## Assignment
Which of the lines in the records below hold the string "JSON"? Copy every one of them.

## Provided data
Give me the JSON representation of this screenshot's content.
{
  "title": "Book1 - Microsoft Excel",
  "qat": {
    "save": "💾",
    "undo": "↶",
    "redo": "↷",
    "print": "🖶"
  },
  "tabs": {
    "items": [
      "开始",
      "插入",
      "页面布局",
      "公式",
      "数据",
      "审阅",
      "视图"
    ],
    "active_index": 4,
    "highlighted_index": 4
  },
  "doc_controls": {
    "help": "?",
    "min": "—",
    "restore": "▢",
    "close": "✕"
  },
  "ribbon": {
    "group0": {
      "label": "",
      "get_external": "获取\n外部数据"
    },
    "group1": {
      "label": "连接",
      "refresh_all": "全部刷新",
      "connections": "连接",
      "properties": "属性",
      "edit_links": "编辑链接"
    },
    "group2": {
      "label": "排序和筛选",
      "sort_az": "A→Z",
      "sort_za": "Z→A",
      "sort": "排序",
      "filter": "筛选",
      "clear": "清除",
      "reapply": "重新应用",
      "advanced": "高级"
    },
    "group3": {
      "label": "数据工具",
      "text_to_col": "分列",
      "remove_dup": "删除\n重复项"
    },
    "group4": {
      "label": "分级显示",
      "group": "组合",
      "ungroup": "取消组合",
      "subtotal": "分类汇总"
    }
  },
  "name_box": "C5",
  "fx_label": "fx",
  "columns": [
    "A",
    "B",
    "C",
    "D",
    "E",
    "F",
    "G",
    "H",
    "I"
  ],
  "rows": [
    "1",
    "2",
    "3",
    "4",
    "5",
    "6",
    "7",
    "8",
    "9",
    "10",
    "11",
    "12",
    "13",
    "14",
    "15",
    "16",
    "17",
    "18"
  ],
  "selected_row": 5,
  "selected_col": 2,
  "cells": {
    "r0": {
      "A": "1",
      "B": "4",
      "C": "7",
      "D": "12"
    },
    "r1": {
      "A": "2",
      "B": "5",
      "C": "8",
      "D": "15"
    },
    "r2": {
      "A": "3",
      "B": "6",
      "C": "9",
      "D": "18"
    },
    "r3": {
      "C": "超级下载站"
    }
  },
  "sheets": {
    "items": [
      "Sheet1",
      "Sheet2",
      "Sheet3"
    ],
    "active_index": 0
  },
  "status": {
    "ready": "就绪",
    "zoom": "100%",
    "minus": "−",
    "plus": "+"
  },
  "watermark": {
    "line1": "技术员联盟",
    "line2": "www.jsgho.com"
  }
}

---

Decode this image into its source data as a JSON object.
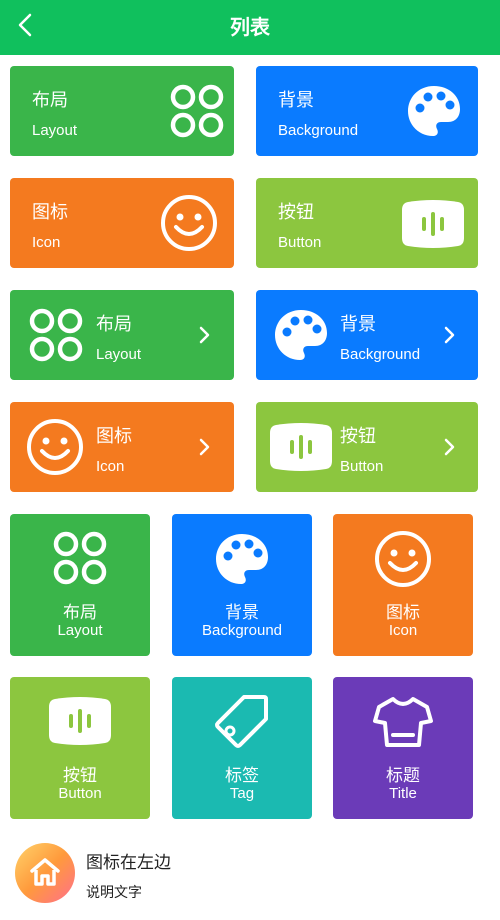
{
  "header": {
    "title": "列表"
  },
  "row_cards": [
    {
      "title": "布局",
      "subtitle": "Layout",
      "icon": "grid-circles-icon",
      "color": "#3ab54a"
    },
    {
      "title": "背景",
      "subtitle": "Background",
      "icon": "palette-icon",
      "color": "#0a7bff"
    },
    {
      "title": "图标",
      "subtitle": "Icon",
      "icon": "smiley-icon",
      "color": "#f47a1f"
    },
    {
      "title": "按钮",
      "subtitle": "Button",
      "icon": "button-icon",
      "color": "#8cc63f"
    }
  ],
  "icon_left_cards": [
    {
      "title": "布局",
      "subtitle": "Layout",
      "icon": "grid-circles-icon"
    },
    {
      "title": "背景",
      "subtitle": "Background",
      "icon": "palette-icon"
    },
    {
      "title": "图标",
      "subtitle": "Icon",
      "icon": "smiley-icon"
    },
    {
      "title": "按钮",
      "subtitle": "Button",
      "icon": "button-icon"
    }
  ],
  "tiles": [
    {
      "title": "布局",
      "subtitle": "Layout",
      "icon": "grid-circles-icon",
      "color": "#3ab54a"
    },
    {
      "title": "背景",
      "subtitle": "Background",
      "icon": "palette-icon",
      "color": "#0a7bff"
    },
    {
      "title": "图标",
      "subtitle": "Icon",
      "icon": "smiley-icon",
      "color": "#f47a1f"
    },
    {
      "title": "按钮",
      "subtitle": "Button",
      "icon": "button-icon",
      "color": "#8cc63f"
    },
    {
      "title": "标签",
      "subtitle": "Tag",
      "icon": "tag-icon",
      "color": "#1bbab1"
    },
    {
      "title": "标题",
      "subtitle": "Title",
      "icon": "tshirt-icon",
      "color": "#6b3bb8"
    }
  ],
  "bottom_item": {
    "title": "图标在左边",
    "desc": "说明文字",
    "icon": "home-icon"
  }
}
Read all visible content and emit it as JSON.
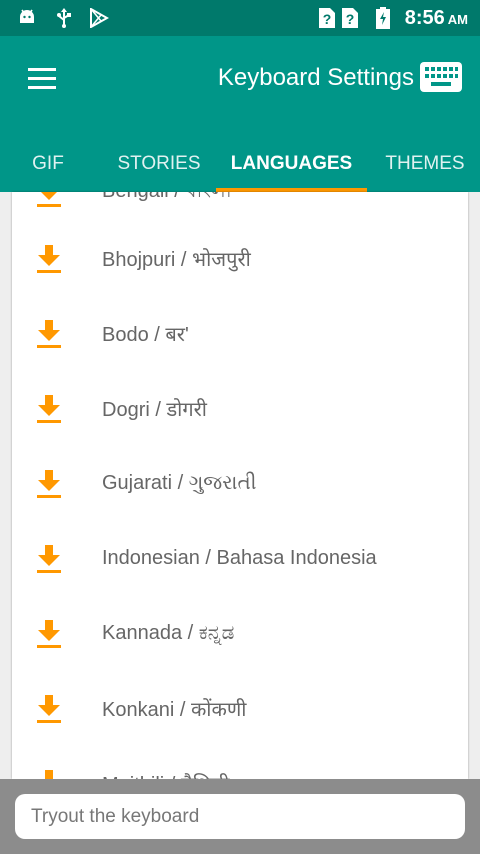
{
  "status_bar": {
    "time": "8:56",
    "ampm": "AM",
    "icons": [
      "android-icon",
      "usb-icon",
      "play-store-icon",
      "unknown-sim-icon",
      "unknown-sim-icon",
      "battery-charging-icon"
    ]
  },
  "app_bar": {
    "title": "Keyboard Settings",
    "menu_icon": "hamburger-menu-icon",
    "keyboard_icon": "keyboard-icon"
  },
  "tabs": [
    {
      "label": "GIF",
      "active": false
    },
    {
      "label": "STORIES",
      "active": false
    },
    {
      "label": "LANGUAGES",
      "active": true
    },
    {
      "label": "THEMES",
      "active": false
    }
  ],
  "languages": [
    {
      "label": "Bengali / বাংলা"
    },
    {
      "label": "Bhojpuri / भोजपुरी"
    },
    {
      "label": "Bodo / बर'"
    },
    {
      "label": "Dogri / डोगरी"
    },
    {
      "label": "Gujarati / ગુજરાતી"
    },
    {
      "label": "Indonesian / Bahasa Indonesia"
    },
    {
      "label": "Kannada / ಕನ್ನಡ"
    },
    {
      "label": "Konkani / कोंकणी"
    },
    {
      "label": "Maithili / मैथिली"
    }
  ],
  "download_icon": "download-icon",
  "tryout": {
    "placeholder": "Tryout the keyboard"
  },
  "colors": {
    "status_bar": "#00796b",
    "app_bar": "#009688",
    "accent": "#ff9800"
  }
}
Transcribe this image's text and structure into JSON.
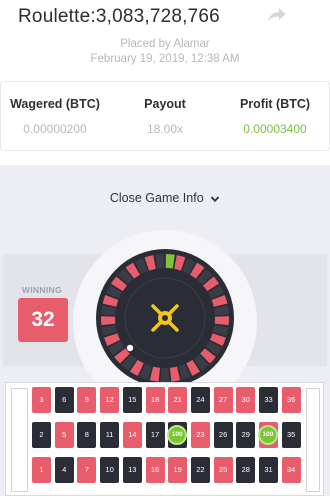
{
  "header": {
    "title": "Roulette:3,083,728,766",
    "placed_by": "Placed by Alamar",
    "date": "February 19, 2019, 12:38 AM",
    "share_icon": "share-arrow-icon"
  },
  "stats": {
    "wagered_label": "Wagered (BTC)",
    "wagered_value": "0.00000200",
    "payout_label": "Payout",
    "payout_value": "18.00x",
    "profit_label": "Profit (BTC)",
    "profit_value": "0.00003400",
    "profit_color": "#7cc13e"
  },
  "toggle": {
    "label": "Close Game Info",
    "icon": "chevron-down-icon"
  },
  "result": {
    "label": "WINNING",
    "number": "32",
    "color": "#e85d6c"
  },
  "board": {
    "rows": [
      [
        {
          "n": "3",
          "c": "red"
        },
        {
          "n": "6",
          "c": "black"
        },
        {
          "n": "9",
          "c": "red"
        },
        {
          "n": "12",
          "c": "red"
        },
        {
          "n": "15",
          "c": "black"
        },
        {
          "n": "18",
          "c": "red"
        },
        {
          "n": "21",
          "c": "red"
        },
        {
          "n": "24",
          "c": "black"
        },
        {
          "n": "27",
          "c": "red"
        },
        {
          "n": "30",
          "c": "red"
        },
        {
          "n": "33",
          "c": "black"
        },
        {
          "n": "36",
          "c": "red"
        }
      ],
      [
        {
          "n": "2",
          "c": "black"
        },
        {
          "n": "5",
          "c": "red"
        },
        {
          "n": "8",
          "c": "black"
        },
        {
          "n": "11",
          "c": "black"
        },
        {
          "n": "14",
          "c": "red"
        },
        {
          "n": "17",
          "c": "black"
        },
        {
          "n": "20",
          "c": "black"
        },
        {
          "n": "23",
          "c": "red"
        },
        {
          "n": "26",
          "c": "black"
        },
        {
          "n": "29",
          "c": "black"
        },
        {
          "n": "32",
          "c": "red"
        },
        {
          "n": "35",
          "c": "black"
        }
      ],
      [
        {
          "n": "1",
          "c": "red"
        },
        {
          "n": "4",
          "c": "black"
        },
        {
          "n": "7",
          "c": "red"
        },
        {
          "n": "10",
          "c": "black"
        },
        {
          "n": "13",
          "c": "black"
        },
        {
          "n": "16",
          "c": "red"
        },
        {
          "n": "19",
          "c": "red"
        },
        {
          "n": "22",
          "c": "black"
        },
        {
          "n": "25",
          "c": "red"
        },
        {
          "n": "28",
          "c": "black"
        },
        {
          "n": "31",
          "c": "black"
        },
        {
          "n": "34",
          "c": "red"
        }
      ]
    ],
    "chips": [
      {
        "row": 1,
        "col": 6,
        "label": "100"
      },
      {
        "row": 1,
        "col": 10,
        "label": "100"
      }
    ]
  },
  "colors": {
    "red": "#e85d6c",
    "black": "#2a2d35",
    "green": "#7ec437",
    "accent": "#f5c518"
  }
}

## Solution
Give me the JSON representation of this screenshot's content.
Decode this image into its source data as a JSON object.
Read all visible content and emit it as JSON.
Transcribe this image's text and structure into JSON.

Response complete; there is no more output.